_Input data:_
↓↓↓

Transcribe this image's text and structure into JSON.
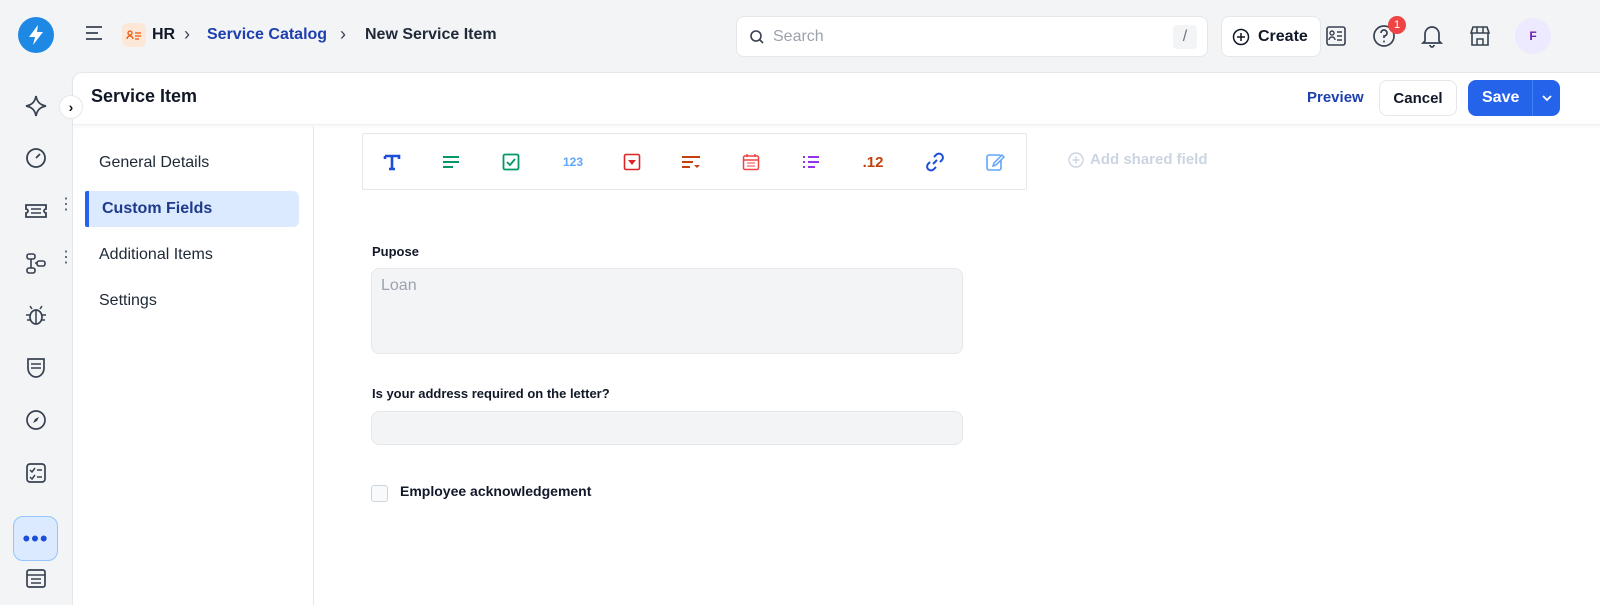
{
  "topbar": {
    "breadcrumb": [
      "HR",
      "Service Catalog",
      "New Service Item"
    ],
    "search_placeholder": "Search",
    "search_shortcut": "/",
    "create_label": "Create",
    "help_badge": "1",
    "avatar_initial": "F"
  },
  "card": {
    "title": "Service Item",
    "preview_label": "Preview",
    "cancel_label": "Cancel",
    "save_label": "Save"
  },
  "nav": {
    "items": [
      "General Details",
      "Custom Fields",
      "Additional Items",
      "Settings"
    ],
    "active": "Custom Fields"
  },
  "toolbar": {
    "tools": [
      "text-icon",
      "paragraph-icon",
      "checkbox-icon",
      "number-icon",
      "dropdown-icon",
      "multi-select-icon",
      "date-icon",
      "list-icon",
      "decimal-icon",
      "link-icon",
      "edit-icon"
    ],
    "number_glyph": "123",
    "decimal_glyph": ".12",
    "add_shared_label": "Add shared field"
  },
  "form": {
    "purpose_label": "Pupose",
    "purpose_placeholder": "Loan",
    "address_label": "Is your address required on the letter?",
    "ack_label": "Employee acknowledgement"
  },
  "colors": {
    "accent": "#2563eb",
    "link": "#1e40af",
    "active_nav_bg": "#dbeafe",
    "badge": "#ef4444"
  }
}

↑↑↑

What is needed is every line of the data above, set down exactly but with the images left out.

Transcribe this image's text and structure into JSON.
{
  "topbar": {
    "breadcrumb": [
      "HR",
      "Service Catalog",
      "New Service Item"
    ],
    "search_placeholder": "Search",
    "search_shortcut": "/",
    "create_label": "Create",
    "help_badge": "1",
    "avatar_initial": "F"
  },
  "card": {
    "title": "Service Item",
    "preview_label": "Preview",
    "cancel_label": "Cancel",
    "save_label": "Save"
  },
  "nav": {
    "items": [
      "General Details",
      "Custom Fields",
      "Additional Items",
      "Settings"
    ],
    "active": "Custom Fields"
  },
  "toolbar": {
    "tools": [
      "text-icon",
      "paragraph-icon",
      "checkbox-icon",
      "number-icon",
      "dropdown-icon",
      "multi-select-icon",
      "date-icon",
      "list-icon",
      "decimal-icon",
      "link-icon",
      "edit-icon"
    ],
    "number_glyph": "123",
    "decimal_glyph": ".12",
    "add_shared_label": "Add shared field"
  },
  "form": {
    "purpose_label": "Pupose",
    "purpose_placeholder": "Loan",
    "address_label": "Is your address required on the letter?",
    "ack_label": "Employee acknowledgement"
  },
  "colors": {
    "accent": "#2563eb",
    "link": "#1e40af",
    "active_nav_bg": "#dbeafe",
    "badge": "#ef4444"
  }
}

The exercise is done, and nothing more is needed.